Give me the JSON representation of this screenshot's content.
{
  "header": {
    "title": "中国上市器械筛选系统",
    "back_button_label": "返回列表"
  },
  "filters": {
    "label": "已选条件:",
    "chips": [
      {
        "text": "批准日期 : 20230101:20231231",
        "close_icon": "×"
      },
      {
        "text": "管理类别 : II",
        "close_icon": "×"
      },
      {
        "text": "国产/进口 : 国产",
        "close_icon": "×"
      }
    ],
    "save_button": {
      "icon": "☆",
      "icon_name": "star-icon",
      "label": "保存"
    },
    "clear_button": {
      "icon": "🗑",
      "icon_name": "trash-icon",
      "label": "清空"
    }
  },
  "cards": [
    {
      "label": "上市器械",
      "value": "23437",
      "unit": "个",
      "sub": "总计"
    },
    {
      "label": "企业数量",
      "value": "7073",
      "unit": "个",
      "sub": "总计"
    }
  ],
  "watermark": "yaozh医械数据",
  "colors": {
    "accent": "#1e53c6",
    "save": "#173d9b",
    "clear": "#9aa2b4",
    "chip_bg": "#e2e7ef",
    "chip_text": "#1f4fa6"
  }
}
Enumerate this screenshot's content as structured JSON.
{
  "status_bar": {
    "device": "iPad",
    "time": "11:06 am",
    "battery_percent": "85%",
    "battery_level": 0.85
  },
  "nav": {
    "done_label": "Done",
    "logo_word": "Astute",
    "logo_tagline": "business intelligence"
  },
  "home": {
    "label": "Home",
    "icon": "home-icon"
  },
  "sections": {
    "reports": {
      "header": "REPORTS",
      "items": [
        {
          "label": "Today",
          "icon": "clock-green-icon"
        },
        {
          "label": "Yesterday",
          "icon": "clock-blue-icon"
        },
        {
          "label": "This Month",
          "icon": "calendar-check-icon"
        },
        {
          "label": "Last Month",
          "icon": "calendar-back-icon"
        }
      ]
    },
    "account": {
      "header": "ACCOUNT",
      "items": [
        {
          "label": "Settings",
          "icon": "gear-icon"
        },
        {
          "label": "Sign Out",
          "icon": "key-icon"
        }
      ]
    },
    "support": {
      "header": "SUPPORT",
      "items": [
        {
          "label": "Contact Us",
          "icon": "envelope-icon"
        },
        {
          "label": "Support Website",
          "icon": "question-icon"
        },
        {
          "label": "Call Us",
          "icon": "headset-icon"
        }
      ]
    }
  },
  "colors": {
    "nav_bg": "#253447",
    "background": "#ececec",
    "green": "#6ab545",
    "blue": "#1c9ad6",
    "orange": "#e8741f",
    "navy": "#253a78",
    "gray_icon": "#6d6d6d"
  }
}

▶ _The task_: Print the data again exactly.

▶ _Result of this task_:
Give me the JSON representation of this screenshot's content.
{
  "header": {
    "title": "中国上市器械筛选系统",
    "back_button_label": "返回列表"
  },
  "filters": {
    "label": "已选条件:",
    "chips": [
      {
        "text": "批准日期 : 20230101:20231231",
        "close_icon": "×"
      },
      {
        "text": "管理类别 : II",
        "close_icon": "×"
      },
      {
        "text": "国产/进口 : 国产",
        "close_icon": "×"
      }
    ],
    "save_button": {
      "icon": "☆",
      "icon_name": "star-icon",
      "label": "保存"
    },
    "clear_button": {
      "icon": "🗑",
      "icon_name": "trash-icon",
      "label": "清空"
    }
  },
  "cards": [
    {
      "label": "上市器械",
      "value": "23437",
      "unit": "个",
      "sub": "总计"
    },
    {
      "label": "企业数量",
      "value": "7073",
      "unit": "个",
      "sub": "总计"
    }
  ],
  "watermark": "yaozh医械数据",
  "colors": {
    "accent": "#1e53c6",
    "save": "#173d9b",
    "clear": "#9aa2b4",
    "chip_bg": "#e2e7ef",
    "chip_text": "#1f4fa6"
  }
}
Enumerate this screenshot's content as structured JSON.
{
  "status_bar": {
    "device": "iPad",
    "time": "11:06 am",
    "battery_percent": "85%",
    "battery_level": 0.85
  },
  "nav": {
    "done_label": "Done",
    "logo_word": "Astute",
    "logo_tagline": "business intelligence"
  },
  "home": {
    "label": "Home",
    "icon": "home-icon"
  },
  "sections": {
    "reports": {
      "header": "REPORTS",
      "items": [
        {
          "label": "Today",
          "icon": "clock-green-icon"
        },
        {
          "label": "Yesterday",
          "icon": "clock-blue-icon"
        },
        {
          "label": "This Month",
          "icon": "calendar-check-icon"
        },
        {
          "label": "Last Month",
          "icon": "calendar-back-icon"
        }
      ]
    },
    "account": {
      "header": "ACCOUNT",
      "items": [
        {
          "label": "Settings",
          "icon": "gear-icon"
        },
        {
          "label": "Sign Out",
          "icon": "key-icon"
        }
      ]
    },
    "support": {
      "header": "SUPPORT",
      "items": [
        {
          "label": "Contact Us",
          "icon": "envelope-icon"
        },
        {
          "label": "Support Website",
          "icon": "question-icon"
        },
        {
          "label": "Call Us",
          "icon": "headset-icon"
        }
      ]
    }
  },
  "colors": {
    "nav_bg": "#253447",
    "background": "#ececec",
    "green": "#6ab545",
    "blue": "#1c9ad6",
    "orange": "#e8741f",
    "navy": "#253a78",
    "gray_icon": "#6d6d6d"
  }
}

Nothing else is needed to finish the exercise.